> [Data to use]:
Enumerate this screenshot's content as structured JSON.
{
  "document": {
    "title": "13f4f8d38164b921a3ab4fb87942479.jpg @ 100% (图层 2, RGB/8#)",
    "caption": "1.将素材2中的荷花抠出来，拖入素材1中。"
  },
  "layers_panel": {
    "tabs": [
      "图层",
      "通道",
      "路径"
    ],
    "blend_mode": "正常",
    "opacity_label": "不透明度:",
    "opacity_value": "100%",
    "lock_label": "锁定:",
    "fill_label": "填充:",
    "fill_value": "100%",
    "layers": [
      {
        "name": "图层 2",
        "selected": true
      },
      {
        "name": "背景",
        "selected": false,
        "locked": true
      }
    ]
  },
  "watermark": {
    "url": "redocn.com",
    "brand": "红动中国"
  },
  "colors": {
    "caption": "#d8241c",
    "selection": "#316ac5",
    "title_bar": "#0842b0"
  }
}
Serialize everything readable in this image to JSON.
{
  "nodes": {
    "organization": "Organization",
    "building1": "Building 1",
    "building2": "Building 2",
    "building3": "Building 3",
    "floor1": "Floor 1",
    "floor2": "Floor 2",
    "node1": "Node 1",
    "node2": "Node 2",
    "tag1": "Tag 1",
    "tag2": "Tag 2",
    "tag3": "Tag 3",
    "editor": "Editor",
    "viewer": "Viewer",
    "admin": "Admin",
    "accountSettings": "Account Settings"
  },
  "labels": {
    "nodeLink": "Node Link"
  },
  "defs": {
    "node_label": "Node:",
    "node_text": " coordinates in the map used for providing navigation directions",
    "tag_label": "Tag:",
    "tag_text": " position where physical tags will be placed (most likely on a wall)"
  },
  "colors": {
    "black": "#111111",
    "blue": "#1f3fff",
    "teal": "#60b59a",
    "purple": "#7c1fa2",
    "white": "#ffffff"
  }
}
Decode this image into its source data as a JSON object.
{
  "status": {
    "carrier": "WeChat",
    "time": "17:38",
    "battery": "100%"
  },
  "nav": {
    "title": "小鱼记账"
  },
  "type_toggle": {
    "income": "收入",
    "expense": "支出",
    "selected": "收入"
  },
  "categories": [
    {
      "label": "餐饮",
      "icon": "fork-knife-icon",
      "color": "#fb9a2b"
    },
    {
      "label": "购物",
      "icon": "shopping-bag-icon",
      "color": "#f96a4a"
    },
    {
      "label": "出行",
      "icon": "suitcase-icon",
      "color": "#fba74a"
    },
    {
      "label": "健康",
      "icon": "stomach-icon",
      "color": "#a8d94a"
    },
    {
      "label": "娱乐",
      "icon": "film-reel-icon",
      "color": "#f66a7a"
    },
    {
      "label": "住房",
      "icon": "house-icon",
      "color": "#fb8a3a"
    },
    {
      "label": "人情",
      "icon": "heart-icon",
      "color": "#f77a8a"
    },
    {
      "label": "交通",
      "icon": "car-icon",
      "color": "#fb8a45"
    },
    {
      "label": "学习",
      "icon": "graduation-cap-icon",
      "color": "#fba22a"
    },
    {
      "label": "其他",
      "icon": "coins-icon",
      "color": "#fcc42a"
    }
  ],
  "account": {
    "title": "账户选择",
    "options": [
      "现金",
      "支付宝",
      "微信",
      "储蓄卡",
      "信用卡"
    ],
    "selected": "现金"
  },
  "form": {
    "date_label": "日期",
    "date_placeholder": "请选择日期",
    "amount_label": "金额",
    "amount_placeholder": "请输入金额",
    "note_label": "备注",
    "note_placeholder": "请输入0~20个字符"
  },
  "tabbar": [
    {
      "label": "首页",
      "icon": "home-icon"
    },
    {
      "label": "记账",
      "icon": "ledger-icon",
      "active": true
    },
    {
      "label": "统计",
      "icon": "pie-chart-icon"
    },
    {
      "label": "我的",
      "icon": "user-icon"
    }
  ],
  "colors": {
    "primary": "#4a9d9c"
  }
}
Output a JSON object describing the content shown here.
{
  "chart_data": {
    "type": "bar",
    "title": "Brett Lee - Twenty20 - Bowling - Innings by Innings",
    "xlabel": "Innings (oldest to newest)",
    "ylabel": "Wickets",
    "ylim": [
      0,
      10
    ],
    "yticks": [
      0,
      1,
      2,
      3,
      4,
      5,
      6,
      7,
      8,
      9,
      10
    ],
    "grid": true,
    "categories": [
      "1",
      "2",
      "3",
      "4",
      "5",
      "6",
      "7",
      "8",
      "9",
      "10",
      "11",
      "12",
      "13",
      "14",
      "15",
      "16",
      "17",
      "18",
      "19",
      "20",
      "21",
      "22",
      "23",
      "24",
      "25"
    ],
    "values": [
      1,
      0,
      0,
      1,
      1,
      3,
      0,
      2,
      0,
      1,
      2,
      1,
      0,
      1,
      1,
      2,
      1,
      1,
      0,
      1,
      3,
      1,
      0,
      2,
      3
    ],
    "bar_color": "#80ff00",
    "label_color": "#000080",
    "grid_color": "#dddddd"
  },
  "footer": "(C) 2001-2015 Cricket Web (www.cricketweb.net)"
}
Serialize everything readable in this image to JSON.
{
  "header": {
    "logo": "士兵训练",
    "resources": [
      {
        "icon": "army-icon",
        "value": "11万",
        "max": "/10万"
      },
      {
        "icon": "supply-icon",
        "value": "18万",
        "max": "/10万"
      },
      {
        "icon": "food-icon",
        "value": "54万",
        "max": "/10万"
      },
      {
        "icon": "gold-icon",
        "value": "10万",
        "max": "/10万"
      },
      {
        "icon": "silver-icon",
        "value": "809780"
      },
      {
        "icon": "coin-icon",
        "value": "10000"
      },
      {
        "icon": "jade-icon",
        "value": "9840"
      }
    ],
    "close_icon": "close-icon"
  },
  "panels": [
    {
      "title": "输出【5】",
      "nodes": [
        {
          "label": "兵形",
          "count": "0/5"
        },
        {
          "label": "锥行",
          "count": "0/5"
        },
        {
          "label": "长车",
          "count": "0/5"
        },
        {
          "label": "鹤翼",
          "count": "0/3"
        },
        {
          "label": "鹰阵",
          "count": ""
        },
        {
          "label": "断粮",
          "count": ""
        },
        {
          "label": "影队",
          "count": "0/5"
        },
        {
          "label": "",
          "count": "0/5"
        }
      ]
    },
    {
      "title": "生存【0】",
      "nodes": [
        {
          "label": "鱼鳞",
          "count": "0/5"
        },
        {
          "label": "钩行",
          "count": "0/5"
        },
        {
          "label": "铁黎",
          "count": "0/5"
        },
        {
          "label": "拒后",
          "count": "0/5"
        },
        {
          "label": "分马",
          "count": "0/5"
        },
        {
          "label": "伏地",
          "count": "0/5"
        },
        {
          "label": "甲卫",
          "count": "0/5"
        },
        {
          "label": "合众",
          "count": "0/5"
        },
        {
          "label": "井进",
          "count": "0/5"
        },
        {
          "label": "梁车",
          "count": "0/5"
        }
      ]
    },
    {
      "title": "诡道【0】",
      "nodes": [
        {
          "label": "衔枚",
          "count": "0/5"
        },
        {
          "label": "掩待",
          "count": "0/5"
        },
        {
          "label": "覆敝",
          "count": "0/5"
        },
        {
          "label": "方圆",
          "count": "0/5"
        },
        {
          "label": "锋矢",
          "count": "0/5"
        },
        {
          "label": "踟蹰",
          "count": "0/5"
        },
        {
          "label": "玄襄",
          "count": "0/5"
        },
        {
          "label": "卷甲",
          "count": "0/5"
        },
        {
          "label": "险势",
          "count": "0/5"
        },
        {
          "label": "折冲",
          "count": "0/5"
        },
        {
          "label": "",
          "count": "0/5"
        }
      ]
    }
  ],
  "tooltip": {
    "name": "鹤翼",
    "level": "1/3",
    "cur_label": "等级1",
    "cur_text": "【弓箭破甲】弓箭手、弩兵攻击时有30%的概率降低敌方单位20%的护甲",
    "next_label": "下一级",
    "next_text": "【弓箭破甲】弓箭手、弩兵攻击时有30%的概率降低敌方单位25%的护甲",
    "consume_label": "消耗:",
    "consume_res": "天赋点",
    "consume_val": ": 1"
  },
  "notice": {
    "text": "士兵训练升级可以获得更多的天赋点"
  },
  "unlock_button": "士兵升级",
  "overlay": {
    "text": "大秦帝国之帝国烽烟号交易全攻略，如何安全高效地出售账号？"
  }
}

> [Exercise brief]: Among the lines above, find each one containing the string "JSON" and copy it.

> [Solution below]:
Enumerate this screenshot's content as structured JSON.
Serialize everything readable in this image to JSON.
Decode this image into its source data as a JSON object.
Output a JSON object describing the content shown here.
Serialize everything readable in this image to JSON.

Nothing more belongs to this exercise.